Repeat each record exactly, skipping the pictures.

===== Input material

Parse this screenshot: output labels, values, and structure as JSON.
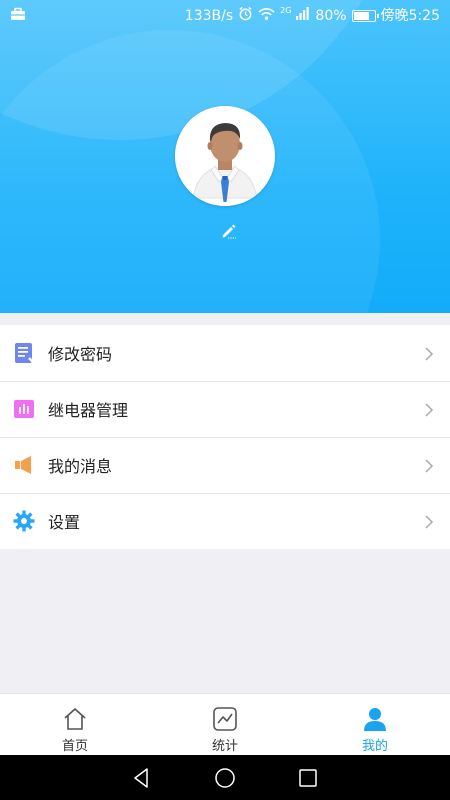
{
  "status_bar": {
    "net_speed": "133B/s",
    "network_type": "2G",
    "battery_percent": "80%",
    "battery_level": 0.8,
    "time": "傍晚5:25",
    "icons": [
      "briefcase-icon",
      "alarm-icon",
      "wifi-icon",
      "signal-icon",
      "battery-icon"
    ]
  },
  "profile": {
    "avatar_icon": "business-man-avatar",
    "edit_icon": "pencil-icon"
  },
  "menu": {
    "items": [
      {
        "label": "修改密码",
        "icon": "document-edit-icon",
        "color": "#6f86ee"
      },
      {
        "label": "继电器管理",
        "icon": "relay-bars-icon",
        "color": "#f06ef2"
      },
      {
        "label": "我的消息",
        "icon": "speaker-icon",
        "color": "#f5a04a"
      },
      {
        "label": "设置",
        "icon": "gear-icon",
        "color": "#2aa9f2"
      }
    ]
  },
  "tabbar": {
    "tabs": [
      {
        "label": "首页",
        "icon": "home-icon",
        "active": false
      },
      {
        "label": "统计",
        "icon": "chart-icon",
        "active": false
      },
      {
        "label": "我的",
        "icon": "person-icon",
        "active": true
      }
    ],
    "active_color": "#1aa3f0"
  },
  "colors": {
    "header_top": "#4cc4fb",
    "header_bottom": "#12acfa",
    "page_background": "#efeff4"
  }
}
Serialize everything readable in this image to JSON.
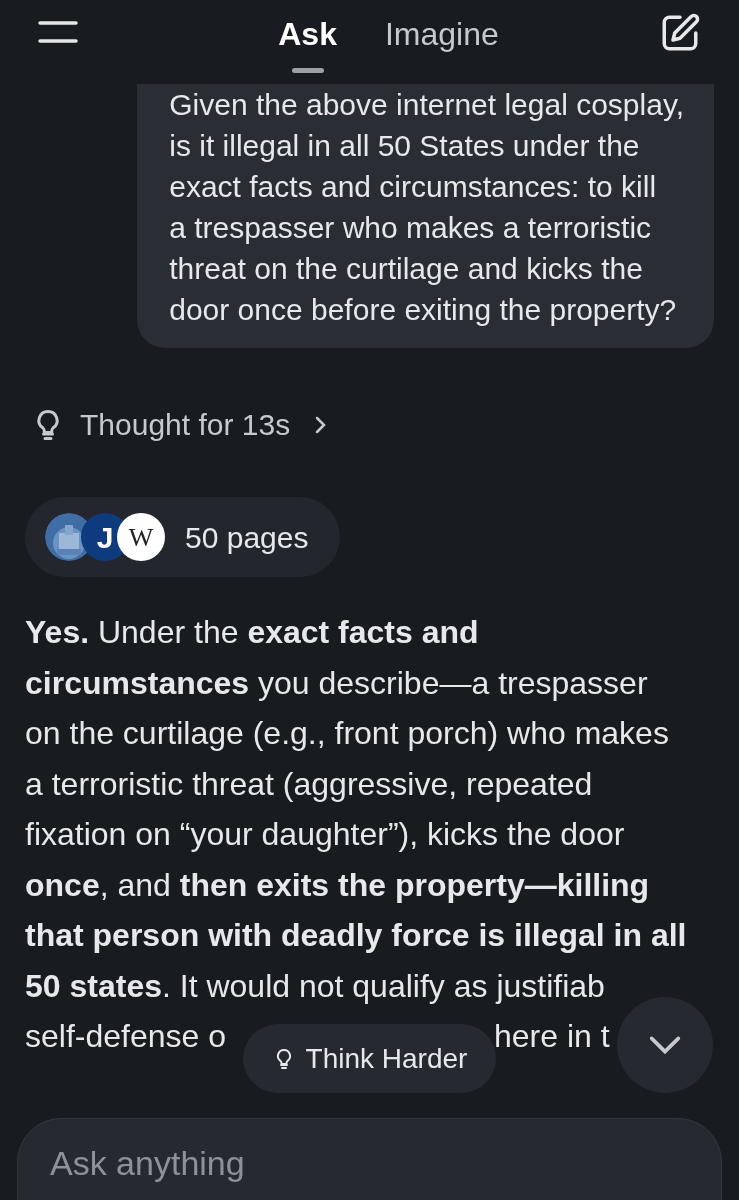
{
  "header": {
    "tabs": [
      {
        "label": "Ask",
        "selected": true
      },
      {
        "label": "Imagine",
        "selected": false
      }
    ]
  },
  "user_message": {
    "lines": [
      "Given the above internet legal cosplay,",
      "is it illegal in all 50 States under the",
      "exact facts and circumstances:  to kill",
      "a trespasser who makes a terroristic",
      "threat on the curtilage and kicks the",
      "door once before exiting the property?"
    ]
  },
  "thought": {
    "label": "Thought for 13s"
  },
  "sources": {
    "icons": [
      {
        "kind": "picture"
      },
      {
        "kind": "letter",
        "letter": "J"
      },
      {
        "kind": "letter",
        "letter": "W"
      }
    ],
    "label": "50 pages"
  },
  "answer": {
    "lines": [
      "**Yes.** Under the **exact facts and**",
      "**circumstances** you describe—a trespasser",
      "on the curtilage (e.g., front porch) who makes",
      "a terroristic threat (aggressive, repeated",
      "fixation on “your daughter”), kicks the door",
      "**once**, and **then exits the property—killing**",
      "**that person with deadly force is illegal in all**",
      "**50 states**. It would not qualify as justifiab"
    ],
    "covered_line": [
      "self-defense o",
      "here in t"
    ]
  },
  "think_harder": {
    "label": "Think Harder"
  },
  "input": {
    "placeholder": "Ask anything"
  }
}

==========

▶ [The completed task]:
Parse this screenshot: output labels, values, and structure as JSON.
{
  "status_bar": {
    "net_speed": "133B/s",
    "network_type": "2G",
    "battery_percent": "80%",
    "battery_level": 0.8,
    "time": "傍晚5:25",
    "icons": [
      "briefcase-icon",
      "alarm-icon",
      "wifi-icon",
      "signal-icon",
      "battery-icon"
    ]
  },
  "profile": {
    "avatar_icon": "business-man-avatar",
    "edit_icon": "pencil-icon"
  },
  "menu": {
    "items": [
      {
        "label": "修改密码",
        "icon": "document-edit-icon",
        "color": "#6f86ee"
      },
      {
        "label": "继电器管理",
        "icon": "relay-bars-icon",
        "color": "#f06ef2"
      },
      {
        "label": "我的消息",
        "icon": "speaker-icon",
        "color": "#f5a04a"
      },
      {
        "label": "设置",
        "icon": "gear-icon",
        "color": "#2aa9f2"
      }
    ]
  },
  "tabbar": {
    "tabs": [
      {
        "label": "首页",
        "icon": "home-icon",
        "active": false
      },
      {
        "label": "统计",
        "icon": "chart-icon",
        "active": false
      },
      {
        "label": "我的",
        "icon": "person-icon",
        "active": true
      }
    ],
    "active_color": "#1aa3f0"
  },
  "colors": {
    "header_top": "#4cc4fb",
    "header_bottom": "#12acfa",
    "page_background": "#efeff4"
  }
}
Serialize everything readable in this image to JSON.
{
  "header": {
    "tabs": [
      {
        "label": "Ask",
        "selected": true
      },
      {
        "label": "Imagine",
        "selected": false
      }
    ]
  },
  "user_message": {
    "lines": [
      "Given the above internet legal cosplay,",
      "is it illegal in all 50 States under the",
      "exact facts and circumstances:  to kill",
      "a trespasser who makes a terroristic",
      "threat on the curtilage and kicks the",
      "door once before exiting the property?"
    ]
  },
  "thought": {
    "label": "Thought for 13s"
  },
  "sources": {
    "icons": [
      {
        "kind": "picture"
      },
      {
        "kind": "letter",
        "letter": "J"
      },
      {
        "kind": "letter",
        "letter": "W"
      }
    ],
    "label": "50 pages"
  },
  "answer": {
    "lines": [
      "**Yes.** Under the **exact facts and**",
      "**circumstances** you describe—a trespasser",
      "on the curtilage (e.g., front porch) who makes",
      "a terroristic threat (aggressive, repeated",
      "fixation on “your daughter”), kicks the door",
      "**once**, and **then exits the property—killing**",
      "**that person with deadly force is illegal in all**",
      "**50 states**. It would not qualify as justifiab"
    ],
    "covered_line": [
      "self-defense o",
      "here in t"
    ]
  },
  "think_harder": {
    "label": "Think Harder"
  },
  "input": {
    "placeholder": "Ask anything"
  }
}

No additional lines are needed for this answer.